And I am always willing to accept help from wherever it comes.

On top of all that, the Government are now seeking to shift the burden of local taxation from the wealthy home owner to the council house tenant through the change from rates to a poll tax. Home owners in my constituency whose houses are valued at £70,000 or £80,000 and who obtain tax relief on the maximum figure of £30,000 are currently obtaining a subsidy of more than £1,000 per year in tax relief. They pay some £1,250 to £1,300 a year in rates. A married couple—a standard household in Scotland—would pay about £550 a year in poll tax. With tax relief, they will be subsidised to the tune of £460 a year and will not contribute to local services. Council house tenants, however, who receive no subsidy or tax relief pay £370 in rates now and will pay the same £550 in poll tax. Nobody in his right mind can consider that fair or just.

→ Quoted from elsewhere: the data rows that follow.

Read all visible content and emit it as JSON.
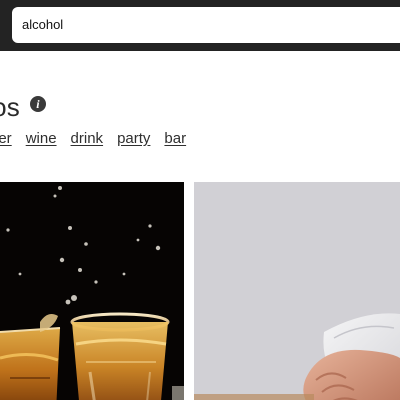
{
  "search": {
    "value": "alcohol"
  },
  "heading": {
    "title": "otos"
  },
  "tags": [
    {
      "label": "eer"
    },
    {
      "label": "wine"
    },
    {
      "label": "drink"
    },
    {
      "label": "party"
    },
    {
      "label": "bar"
    }
  ],
  "icons": {
    "info": "info-icon"
  },
  "colors": {
    "topbar": "#232323",
    "left_photo_background": "#050302",
    "right_photo_background": "#d0cfd4"
  }
}
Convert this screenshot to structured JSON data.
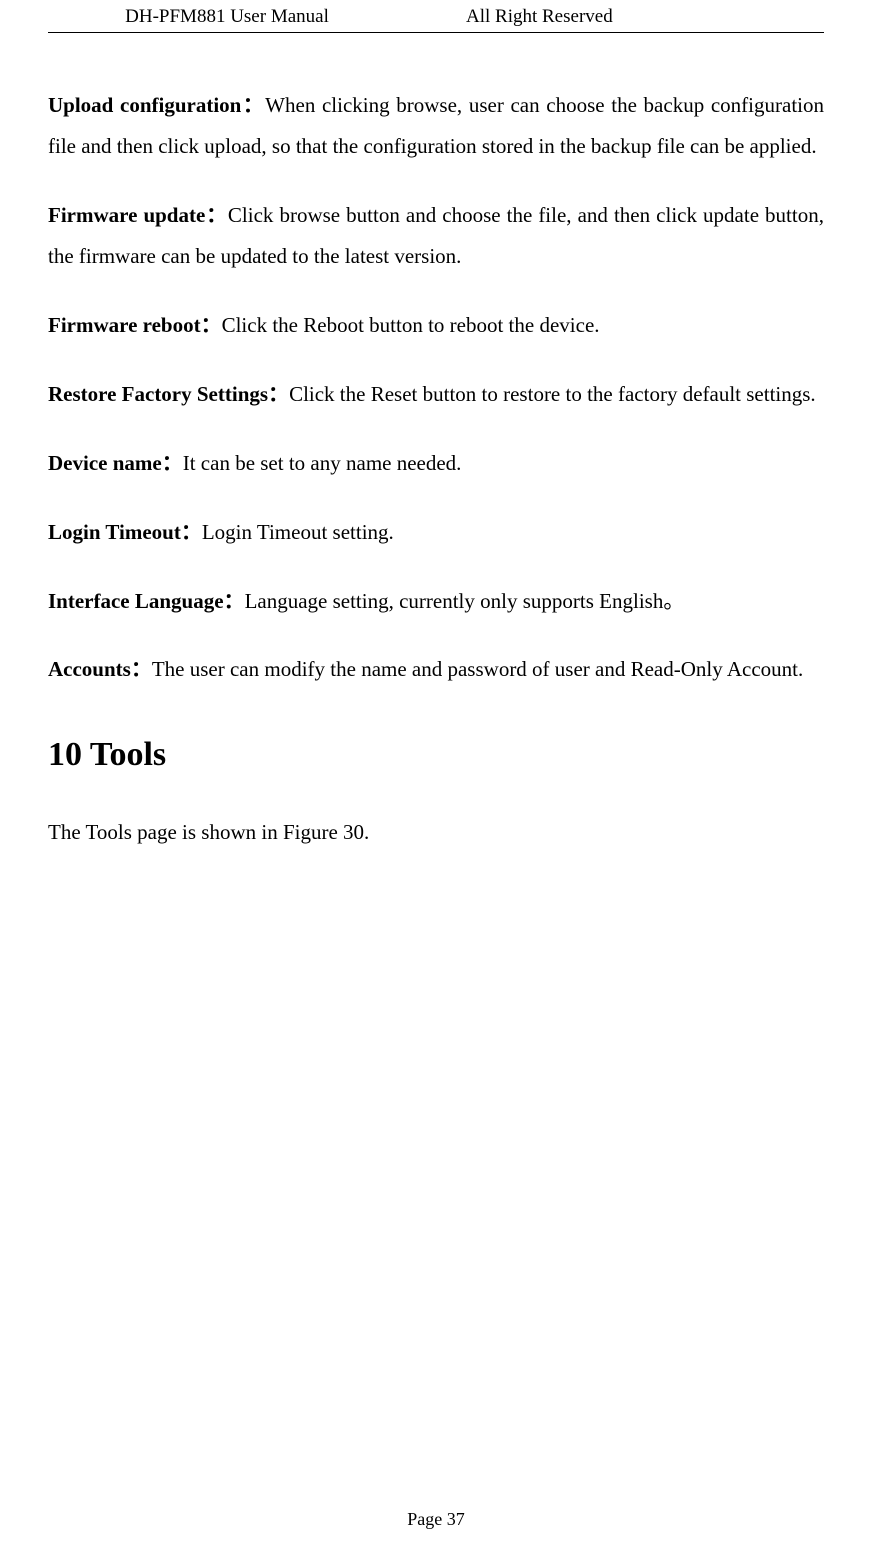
{
  "header": {
    "left": "DH-PFM881 User Manual",
    "right": "All Right Reserved"
  },
  "paragraphs": [
    {
      "bold": "Upload configuration：",
      "text": "When clicking browse, user can choose the backup configuration file and then click upload, so that the configuration stored in the backup file can be applied."
    },
    {
      "bold": "Firmware update：",
      "text": "Click browse button and choose the file, and then click update button, the firmware can be updated to the latest version."
    },
    {
      "bold": "Firmware reboot：",
      "text": "Click the Reboot button to reboot the device."
    },
    {
      "bold": "Restore Factory Settings：",
      "text": "Click the Reset button to restore to the factory default settings."
    },
    {
      "bold": "Device name：",
      "text": "It can be set to any name needed."
    },
    {
      "bold": "Login Timeout：",
      "text": "Login Timeout setting."
    },
    {
      "bold": "Interface Language：",
      "text": "Language setting, currently only supports English。"
    },
    {
      "bold": "Accounts：",
      "text": "The user can modify the name and password of user and Read-Only Account."
    }
  ],
  "section": {
    "title": "10  Tools",
    "intro": "The Tools page is shown in Figure 30."
  },
  "footer": {
    "page_label": "Page 37"
  }
}
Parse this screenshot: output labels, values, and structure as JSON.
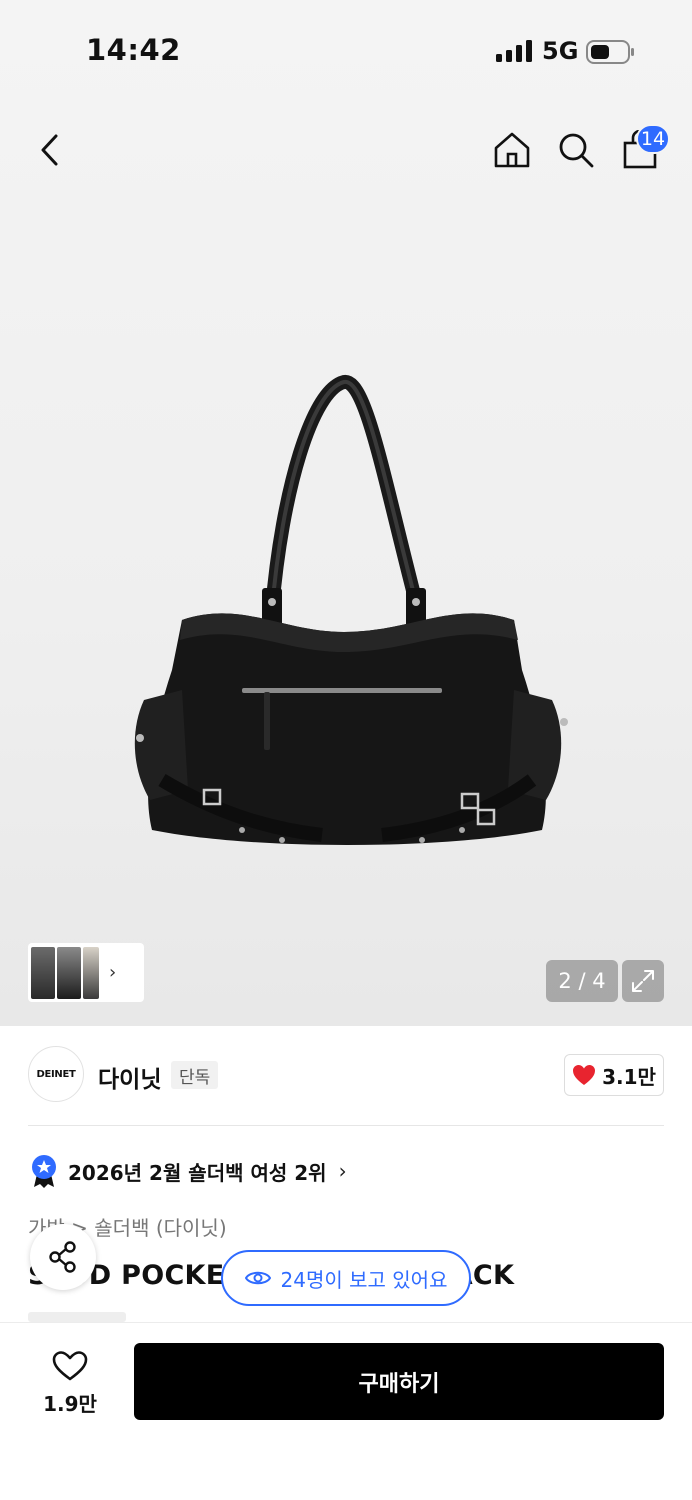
{
  "status_bar": {
    "time": "14:42",
    "network": "5G"
  },
  "header": {
    "cart_count": "14"
  },
  "gallery": {
    "counter": "2 / 4"
  },
  "brand": {
    "logo_text": "DEINET",
    "name": "다이닛",
    "tag": "단독",
    "likes": "3.1만"
  },
  "ranking": {
    "text": "2026년 2월 숄더백 여성 2위"
  },
  "breadcrumb": "가방 > 숄더백 (다이닛)",
  "product": {
    "title": "STUD POCKET SHOULDER BACK"
  },
  "viewers": {
    "text": "24명이 보고 있어요"
  },
  "bottom": {
    "wish_count": "1.9만",
    "buy_label": "구매하기"
  },
  "colors": {
    "accent": "#2f6bff",
    "like_red": "#e8242f",
    "buy_bg": "#000000"
  }
}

I have given only a bare outline. The Government claim that they have done much for housing in Scotland, and yet there are 63,000 houses below the tolerable standard. In Glasgow alone, 21,000 private sector houses are below the tolerable standard. Some 22,000 council houses may also be below the tolerable standard. Some 350,000 houses need full or partial mondernisation, 107,000 council houses need rewiring and 308,000 council houses suffer from some form of dampness. Scotland requires about 251,000 houses for single people, but we have only 129,000.

We have greater overcrowding in Scotland than in any other part of the United Kingdom. There are 155,000 people on local authority waiting lists. We have a major housing crisis which the Government have done nothing to solve. They have tried to make propaganda out of the increase in this year's capital allocation, but the fact remains that, since the Government came to power in 1979, Government housing expenditure on Scotland has been halved. We require a Government who are committed to solving the housing crisis and who are prepared to use houses as one of the ways in which to get people back to work. The sooner that happens, the better it will be for the country.